Task directions: Nothing but the text of the records should come back; copy it exactly and leave the pictures out.
==== Provided information
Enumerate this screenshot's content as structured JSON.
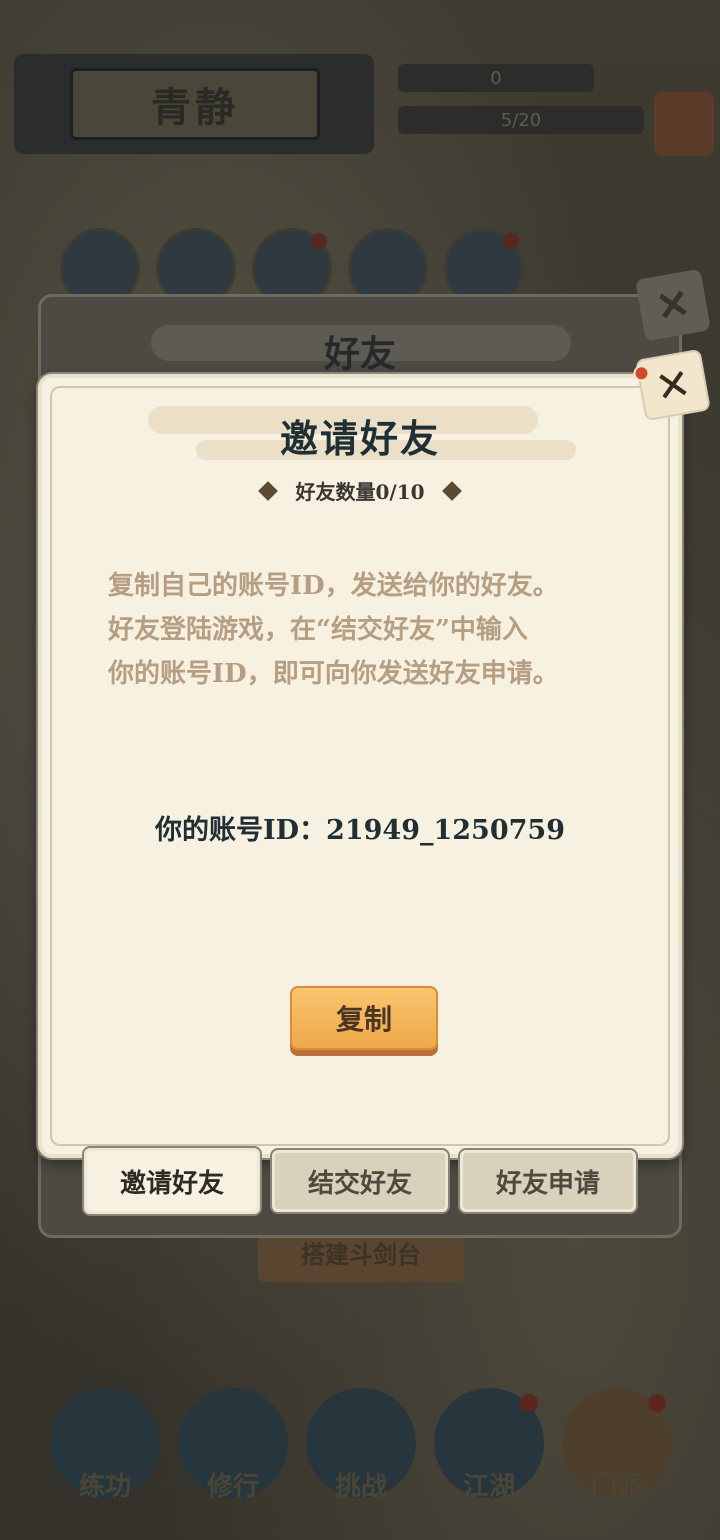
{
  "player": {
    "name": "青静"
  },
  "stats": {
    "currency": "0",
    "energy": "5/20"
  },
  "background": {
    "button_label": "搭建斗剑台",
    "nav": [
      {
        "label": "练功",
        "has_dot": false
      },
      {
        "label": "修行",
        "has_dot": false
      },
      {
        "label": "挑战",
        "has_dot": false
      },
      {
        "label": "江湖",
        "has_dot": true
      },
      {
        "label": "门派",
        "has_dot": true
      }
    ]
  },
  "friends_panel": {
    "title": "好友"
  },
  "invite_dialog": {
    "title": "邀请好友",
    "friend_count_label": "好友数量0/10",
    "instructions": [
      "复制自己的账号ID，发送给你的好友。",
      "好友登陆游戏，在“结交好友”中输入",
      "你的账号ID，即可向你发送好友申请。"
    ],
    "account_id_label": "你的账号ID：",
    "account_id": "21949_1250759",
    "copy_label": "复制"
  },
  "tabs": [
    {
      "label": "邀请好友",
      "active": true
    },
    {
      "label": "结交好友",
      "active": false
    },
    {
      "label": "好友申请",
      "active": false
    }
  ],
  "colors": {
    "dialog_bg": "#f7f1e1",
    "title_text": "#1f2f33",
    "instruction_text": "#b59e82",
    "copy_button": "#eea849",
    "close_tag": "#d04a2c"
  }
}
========
Your solution:
Enumerate this screenshot's content as structured JSON.
{
  "player": {
    "name": "青静"
  },
  "stats": {
    "currency": "0",
    "energy": "5/20"
  },
  "background": {
    "button_label": "搭建斗剑台",
    "nav": [
      {
        "label": "练功",
        "has_dot": false
      },
      {
        "label": "修行",
        "has_dot": false
      },
      {
        "label": "挑战",
        "has_dot": false
      },
      {
        "label": "江湖",
        "has_dot": true
      },
      {
        "label": "门派",
        "has_dot": true
      }
    ]
  },
  "friends_panel": {
    "title": "好友"
  },
  "invite_dialog": {
    "title": "邀请好友",
    "friend_count_label": "好友数量0/10",
    "instructions": [
      "复制自己的账号ID，发送给你的好友。",
      "好友登陆游戏，在“结交好友”中输入",
      "你的账号ID，即可向你发送好友申请。"
    ],
    "account_id_label": "你的账号ID：",
    "account_id": "21949_1250759",
    "copy_label": "复制"
  },
  "tabs": [
    {
      "label": "邀请好友",
      "active": true
    },
    {
      "label": "结交好友",
      "active": false
    },
    {
      "label": "好友申请",
      "active": false
    }
  ],
  "colors": {
    "dialog_bg": "#f7f1e1",
    "title_text": "#1f2f33",
    "instruction_text": "#b59e82",
    "copy_button": "#eea849",
    "close_tag": "#d04a2c"
  }
}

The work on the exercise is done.